A love for food and wine was ingrained in me at a young age. As a young adult, my understanding of wine was limited, seen only as an accessory to meals, not an enhancer. It took a transformative trip to a small vineyard in the heart of Tuscany to alter this perspective. As I aged and my palate refined, I started seeing wine as more than a mere beverage. It was a melody of flavors, an ensemble of aromas that when paired with the right foods, could elevate an ordinary meal into an unforgettable culinary concert.
Unlocking Flavor Profiles: The Why Behind Wine and Food Pairing
For centuries, cultures worldwide have been marrying food and wine to enhance gastronomic experiences. But why do we do this? What's the charm behind pairing food and wine? The answer lies in harmony and balance. When a well-chosen wine is married with a dish, they enhance each other, creating a symphony of flavors that dance on your palate. The wine serves as a palate cleanser, making each bite taste as exciting as if it was your first. It's a unique, sensory-filled experience that turns a meal into a celebration. To delve deeper into this concept, you may want to read Wine Enthusiast's "Why Pair Wine with Food?" article here.
Navigating the Wine Sea: Understanding Different Wine Varieties
The first step to mastering the art of pairing is understanding the types of wine on offer. Generally, there are five categories - red, white, rosé, sparkling, and dessert. Each category houses an array of types, from the robust Cabernet Sauvignon and earthy Pinot Noir to the bright, crisp Sauvignon Blanc and the light and fruity White Zinfandel. Each has its own set of characteristics and flavor profiles. Understanding them is the first step towards creating harmonious pairings. For a deep dive into the world of wine varieties, Wine Folly provides a comprehensive guide here.
Match Made in Heaven: Basic Rules of Pairing
Certain wines have a better affinity with certain foods. The goal is to balance the flavors so that neither the food nor the wine dominates the other. A fundamental principle is that light-bodied wines pair well with lighter food, and full-bodied wines with richer, heavier dishes. Contrasting flavors can also be paired together for an intriguing blend of tastes. To get started, refer to the detailed pairing rules in the "Wine Basics - A Beginner's Guide to Drinking Wine" here.
Tasting the Harmony: Example Pairings
Let's put theory into practice with an example. Imagine a dinner featuring grilled salmon with a tangy lemon butter sauce. A conventional pairing would be a white wine, a Chardonnay perhaps. But an unconventional choice like a rosé could be a pleasant surprise. The slight sweetness of the rosé could beautifully offset the tang of the lemon while the berry notes resonate with the richness of the salmon.
Next, picture a dessert of dark chocolate tart. While a dessert wine like a Sauternes might be the traditional choice, why not experiment with a bold red like a Zinfandel? The wine's fruitiness would complement the dark chocolate, while its rich body matches the dessert's heaviness.

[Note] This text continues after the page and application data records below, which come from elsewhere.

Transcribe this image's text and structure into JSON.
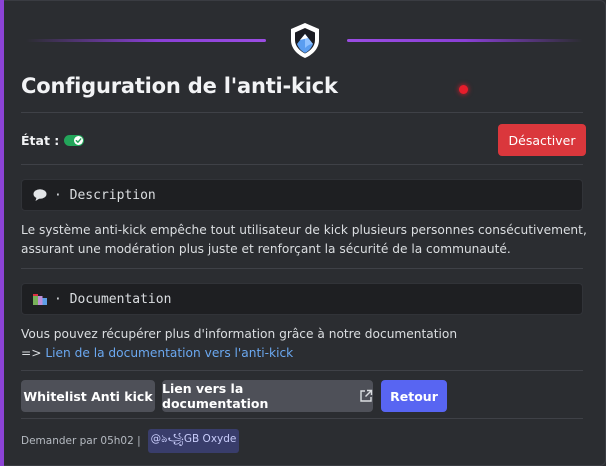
{
  "title": "Configuration de l'anti-kick",
  "etat": {
    "label": "État :",
    "enabled": true
  },
  "actions": {
    "deactivate_label": "Désactiver"
  },
  "description": {
    "heading_sep": "·",
    "heading": "Description",
    "text": "Le système anti-kick empêche tout utilisateur de kick plusieurs personnes consécutivement, assurant une modération plus juste et renforçant la sécurité de la communauté."
  },
  "documentation": {
    "heading_sep": "·",
    "heading": "Documentation",
    "text": "Vous pouvez récupérer plus d'information grâce à notre documentation",
    "arrow": "=>",
    "link_text": "Lien de la documentation vers l'anti-kick"
  },
  "buttons": {
    "whitelist": "Whitelist Anti kick",
    "doc_link": "Lien vers la documentation",
    "back": "Retour"
  },
  "footer": {
    "requested_by": "Demander par 05h02 |",
    "mention": "@ঌ꧁GB Oxyde"
  },
  "colors": {
    "accent": "#8c43d6",
    "danger": "#da373c",
    "primary": "#5865f2",
    "secondary": "#4e5058",
    "toggle_on": "#23a55a"
  },
  "icons": {
    "logo": "shield-logo-icon",
    "status": "toggle-check-icon",
    "description": "speech-bubble-icon",
    "documentation": "books-icon",
    "external": "external-link-icon"
  }
}
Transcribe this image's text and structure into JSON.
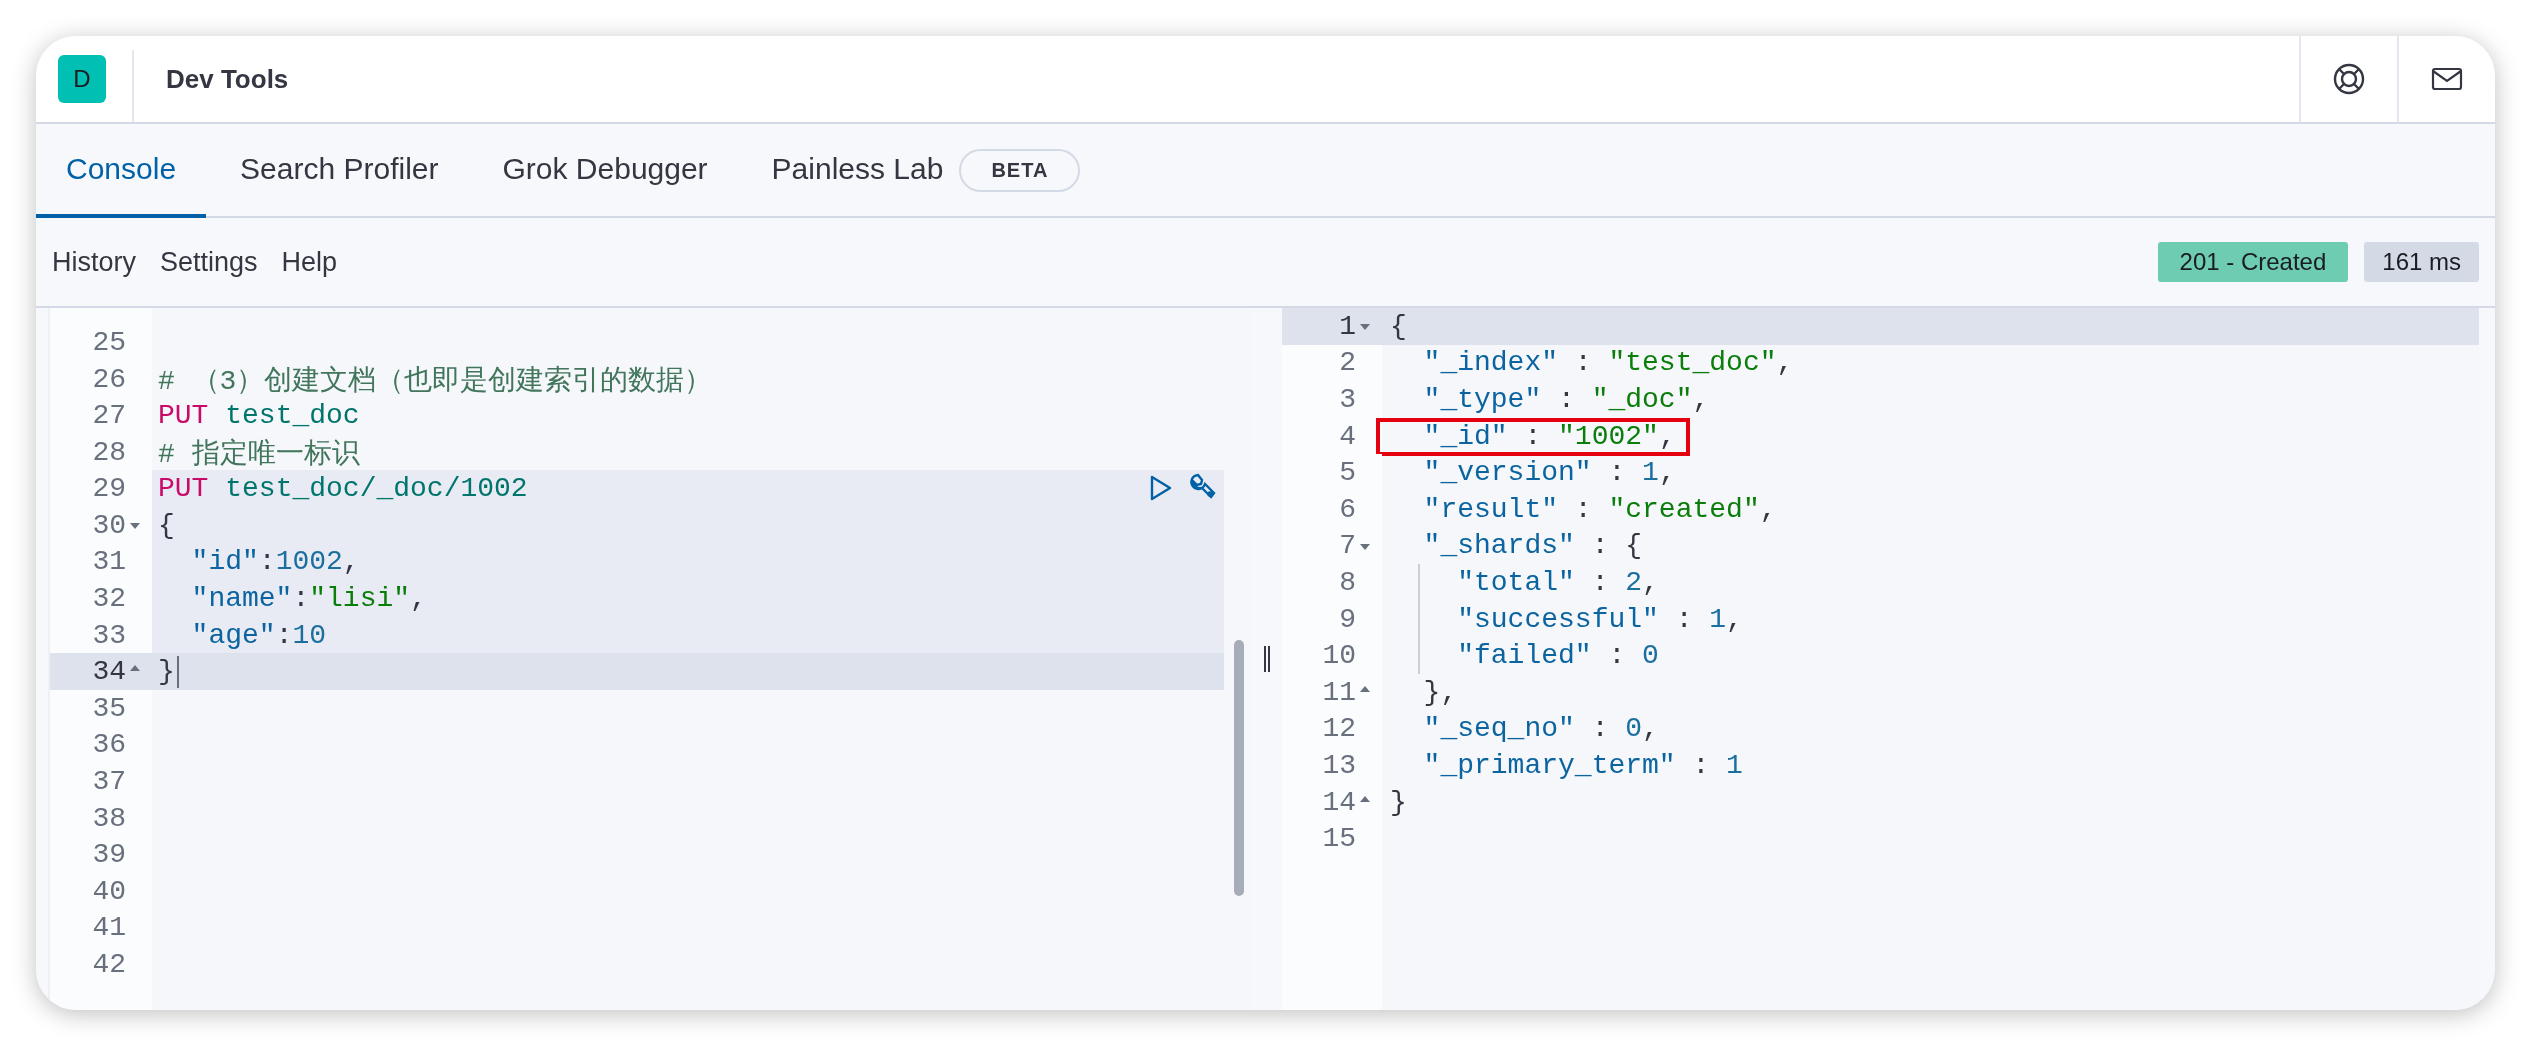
{
  "header": {
    "logo_letter": "D",
    "title": "Dev Tools"
  },
  "tabs": [
    {
      "label": "Console",
      "selected": true
    },
    {
      "label": "Search Profiler",
      "selected": false
    },
    {
      "label": "Grok Debugger",
      "selected": false
    },
    {
      "label": "Painless Lab",
      "selected": false,
      "badge": "BETA"
    }
  ],
  "toolbar": {
    "menu": [
      "History",
      "Settings",
      "Help"
    ],
    "status": "201 - Created",
    "duration": "161 ms"
  },
  "request_editor": {
    "lines": [
      {
        "number": "25"
      },
      {
        "number": "26",
        "tokens": [
          {
            "kind": "comment",
            "text": "# （3）创建文档（也即是创建索引的数据）"
          }
        ]
      },
      {
        "number": "27",
        "tokens": [
          {
            "kind": "method",
            "text": "PUT"
          },
          {
            "kind": "url",
            "text": " test_doc"
          }
        ]
      },
      {
        "number": "28",
        "tokens": [
          {
            "kind": "comment",
            "text": "# 指定唯一标识"
          }
        ]
      },
      {
        "number": "29",
        "in_request": true,
        "actions": true,
        "tokens": [
          {
            "kind": "method",
            "text": "PUT"
          },
          {
            "kind": "url",
            "text": " test_doc/_doc/1002"
          }
        ]
      },
      {
        "number": "30",
        "in_request": true,
        "fold_start": true,
        "tokens": [
          {
            "kind": "punct",
            "text": "{"
          }
        ]
      },
      {
        "number": "31",
        "in_request": true,
        "tokens": [
          {
            "kind": "key",
            "text": "  \"id\""
          },
          {
            "kind": "punct",
            "text": ":"
          },
          {
            "kind": "number",
            "text": "1002"
          },
          {
            "kind": "punct",
            "text": ","
          }
        ]
      },
      {
        "number": "32",
        "in_request": true,
        "tokens": [
          {
            "kind": "key",
            "text": "  \"name\""
          },
          {
            "kind": "punct",
            "text": ":"
          },
          {
            "kind": "string",
            "text": "\"lisi\""
          },
          {
            "kind": "punct",
            "text": ","
          }
        ]
      },
      {
        "number": "33",
        "in_request": true,
        "tokens": [
          {
            "kind": "key",
            "text": "  \"age\""
          },
          {
            "kind": "punct",
            "text": ":"
          },
          {
            "kind": "number",
            "text": "10"
          }
        ]
      },
      {
        "number": "34",
        "in_request": true,
        "active": true,
        "fold_end": true,
        "cursor": true,
        "tokens": [
          {
            "kind": "punct",
            "text": "}"
          }
        ]
      },
      {
        "number": "35"
      },
      {
        "number": "36"
      },
      {
        "number": "37"
      },
      {
        "number": "38"
      },
      {
        "number": "39"
      },
      {
        "number": "40"
      },
      {
        "number": "41"
      },
      {
        "number": "42"
      }
    ]
  },
  "response_editor": {
    "lines": [
      {
        "number": "1",
        "active": true,
        "fold_start": true,
        "tokens": [
          {
            "kind": "punct",
            "text": "{"
          }
        ]
      },
      {
        "number": "2",
        "tokens": [
          {
            "kind": "key",
            "text": "  \"_index\""
          },
          {
            "kind": "punct",
            "text": " : "
          },
          {
            "kind": "string",
            "text": "\"test_doc\""
          },
          {
            "kind": "punct",
            "text": ","
          }
        ]
      },
      {
        "number": "3",
        "tokens": [
          {
            "kind": "key",
            "text": "  \"_type\""
          },
          {
            "kind": "punct",
            "text": " : "
          },
          {
            "kind": "string",
            "text": "\"_doc\""
          },
          {
            "kind": "punct",
            "text": ","
          }
        ]
      },
      {
        "number": "4",
        "highlight": true,
        "tokens": [
          {
            "kind": "key",
            "text": "  \"_id\""
          },
          {
            "kind": "punct",
            "text": " : "
          },
          {
            "kind": "string",
            "text": "\"1002\""
          },
          {
            "kind": "punct",
            "text": ","
          }
        ]
      },
      {
        "number": "5",
        "tokens": [
          {
            "kind": "key",
            "text": "  \"_version\""
          },
          {
            "kind": "punct",
            "text": " : "
          },
          {
            "kind": "number",
            "text": "1"
          },
          {
            "kind": "punct",
            "text": ","
          }
        ]
      },
      {
        "number": "6",
        "tokens": [
          {
            "kind": "key",
            "text": "  \"result\""
          },
          {
            "kind": "punct",
            "text": " : "
          },
          {
            "kind": "string",
            "text": "\"created\""
          },
          {
            "kind": "punct",
            "text": ","
          }
        ]
      },
      {
        "number": "7",
        "fold_start": true,
        "tokens": [
          {
            "kind": "key",
            "text": "  \"_shards\""
          },
          {
            "kind": "punct",
            "text": " : {"
          }
        ]
      },
      {
        "number": "8",
        "guide": true,
        "tokens": [
          {
            "kind": "key",
            "text": "    \"total\""
          },
          {
            "kind": "punct",
            "text": " : "
          },
          {
            "kind": "number",
            "text": "2"
          },
          {
            "kind": "punct",
            "text": ","
          }
        ]
      },
      {
        "number": "9",
        "guide": true,
        "tokens": [
          {
            "kind": "key",
            "text": "    \"successful\""
          },
          {
            "kind": "punct",
            "text": " : "
          },
          {
            "kind": "number",
            "text": "1"
          },
          {
            "kind": "punct",
            "text": ","
          }
        ]
      },
      {
        "number": "10",
        "guide": true,
        "tokens": [
          {
            "kind": "key",
            "text": "    \"failed\""
          },
          {
            "kind": "punct",
            "text": " : "
          },
          {
            "kind": "number",
            "text": "0"
          }
        ]
      },
      {
        "number": "11",
        "fold_end": true,
        "tokens": [
          {
            "kind": "punct",
            "text": "  },"
          }
        ]
      },
      {
        "number": "12",
        "tokens": [
          {
            "kind": "key",
            "text": "  \"_seq_no\""
          },
          {
            "kind": "punct",
            "text": " : "
          },
          {
            "kind": "number",
            "text": "0"
          },
          {
            "kind": "punct",
            "text": ","
          }
        ]
      },
      {
        "number": "13",
        "tokens": [
          {
            "kind": "key",
            "text": "  \"_primary_term\""
          },
          {
            "kind": "punct",
            "text": " : "
          },
          {
            "kind": "number",
            "text": "1"
          }
        ]
      },
      {
        "number": "14",
        "fold_end": true,
        "tokens": [
          {
            "kind": "punct",
            "text": "}"
          }
        ]
      },
      {
        "number": "15"
      }
    ]
  }
}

Creating Your Flavor Symphony: Curating Your Own Wine and Food Experience
Finally, the most exciting part - curating your own experiences. Start experimenting with different wines with your meals. Try a Malbec with your next barbecued steak, or a Riesling with your spicy Thai curry. It's all about exploration and discovery, finding the combinations that excite your palate. Remember, taste is highly personal. What's a hit for one person might not work for another.
In conclusion, the art of pairing food and wine is less a strict science and more a personal adventure. It's about creating experiences that are memorable, filled with an explosion of flavors, convivial laughter, and the warmth of shared meals. So, raise your glass, load your plate, and immerse yourself in the beautiful symphony of food and wine.